Internship, traineeship or junior programme? What else?
Internships and co. give you the opportunity to gain work experience in international cooperation. How do they differ? Our coach, Beat Geiser, gives some answers.
As a young person interested in international cooperation, what should I look for?
It depends on your situation. In general, internships are intended for students or graduates with very little or no experience. Traineeships and junior programmes often require at least some initial work experience. However, there is no universal definition and not all organisations use these terms the same way.
What to pay attention to when looking for an internship?
Not all internships have the same value! For instance, look out for differences in being actively involved in projects or performing administrative tasks. Try to understand what you will be learning: will it be at the level of tasks, or a topic, or will you be getting to know the functioning of a type of organisation? All of them can be valuable.
Try to understand what you will be learning.
Does a traineeship open the door to a job in the same organisation?
Unlike other sectors, this is often not the case in international cooperation. Traineeships are a practical way to gain further work experience and develop your competencies. The overarching goal is your retention not in the organisation but in the sector.
The overarching goal is your retention not in the organisation but in the sector.
What about junior programmes?

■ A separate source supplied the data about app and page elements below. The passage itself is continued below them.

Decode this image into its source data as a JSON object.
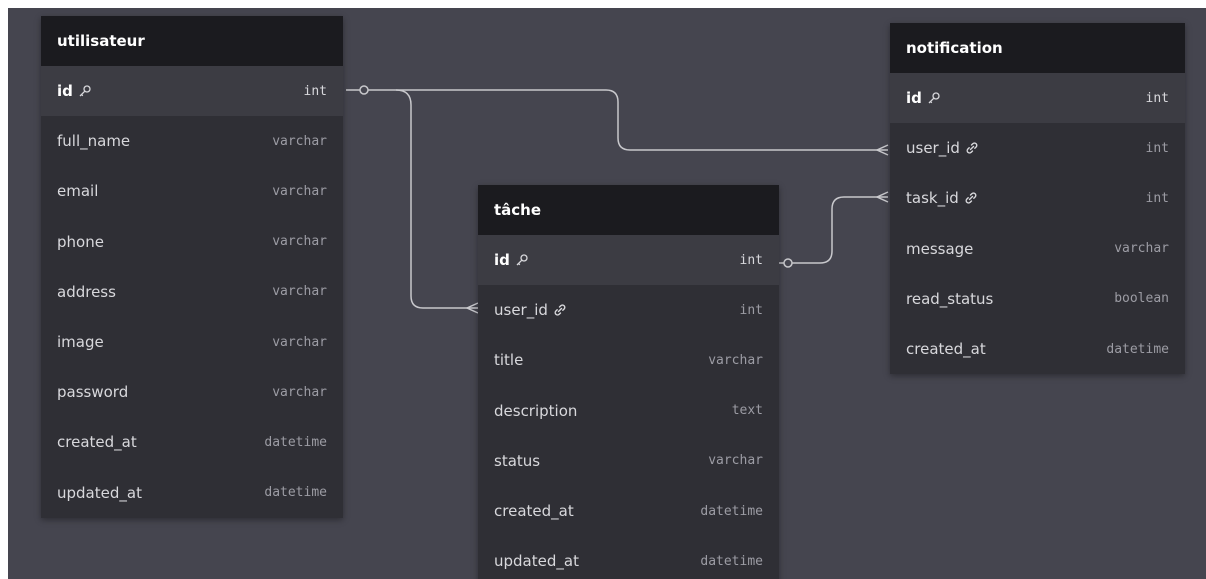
{
  "tables": {
    "utilisateur": {
      "name": "utilisateur",
      "fields": [
        {
          "name": "id",
          "type": "int"
        },
        {
          "name": "full_name",
          "type": "varchar"
        },
        {
          "name": "email",
          "type": "varchar"
        },
        {
          "name": "phone",
          "type": "varchar"
        },
        {
          "name": "address",
          "type": "varchar"
        },
        {
          "name": "image",
          "type": "varchar"
        },
        {
          "name": "password",
          "type": "varchar"
        },
        {
          "name": "created_at",
          "type": "datetime"
        },
        {
          "name": "updated_at",
          "type": "datetime"
        }
      ]
    },
    "tache": {
      "name": "tâche",
      "fields": [
        {
          "name": "id",
          "type": "int"
        },
        {
          "name": "user_id",
          "type": "int"
        },
        {
          "name": "title",
          "type": "varchar"
        },
        {
          "name": "description",
          "type": "text"
        },
        {
          "name": "status",
          "type": "varchar"
        },
        {
          "name": "created_at",
          "type": "datetime"
        },
        {
          "name": "updated_at",
          "type": "datetime"
        }
      ]
    },
    "notification": {
      "name": "notification",
      "fields": [
        {
          "name": "id",
          "type": "int"
        },
        {
          "name": "user_id",
          "type": "int"
        },
        {
          "name": "task_id",
          "type": "int"
        },
        {
          "name": "message",
          "type": "varchar"
        },
        {
          "name": "read_status",
          "type": "boolean"
        },
        {
          "name": "created_at",
          "type": "datetime"
        }
      ]
    }
  },
  "icons": {
    "primary_key": "key-icon",
    "foreign_key": "link-icon"
  },
  "colors": {
    "canvas": "#45454f",
    "table_body": "#2f2f35",
    "table_header": "#1b1b1f",
    "connector": "#c8c8cc"
  },
  "relations": [
    {
      "from": "utilisateur.id",
      "to": "notification.user_id"
    },
    {
      "from": "utilisateur.id",
      "to": "tâche.user_id"
    },
    {
      "from": "tâche.id",
      "to": "notification.task_id"
    }
  ]
}
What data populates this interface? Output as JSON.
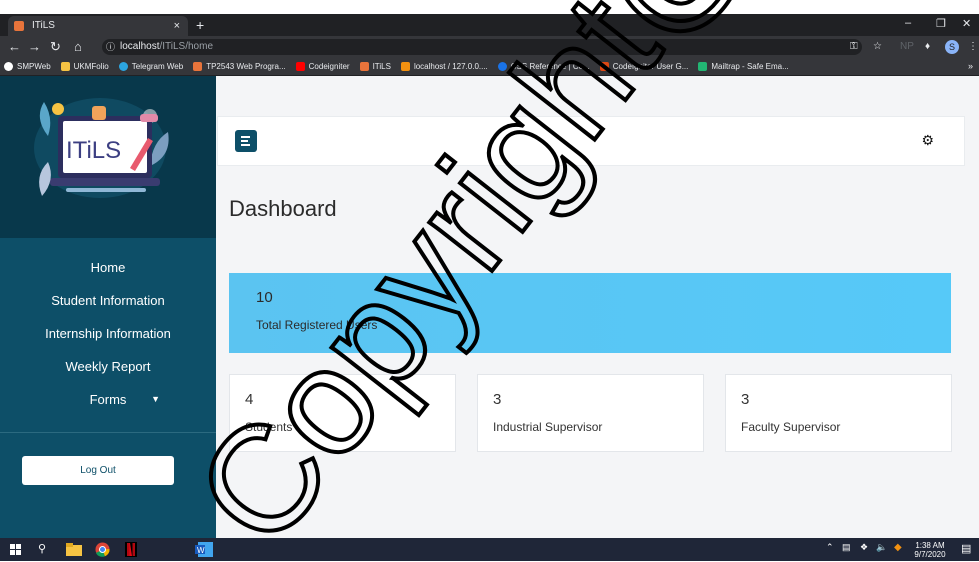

Programmes are the realm of large organisations. They are more structured, including selection criteria (e.g. rigid age limits). In some cases, retention is part of the objectives. Programmes are often highly competitive, with exceptions for specific profiles, like finance or human resources.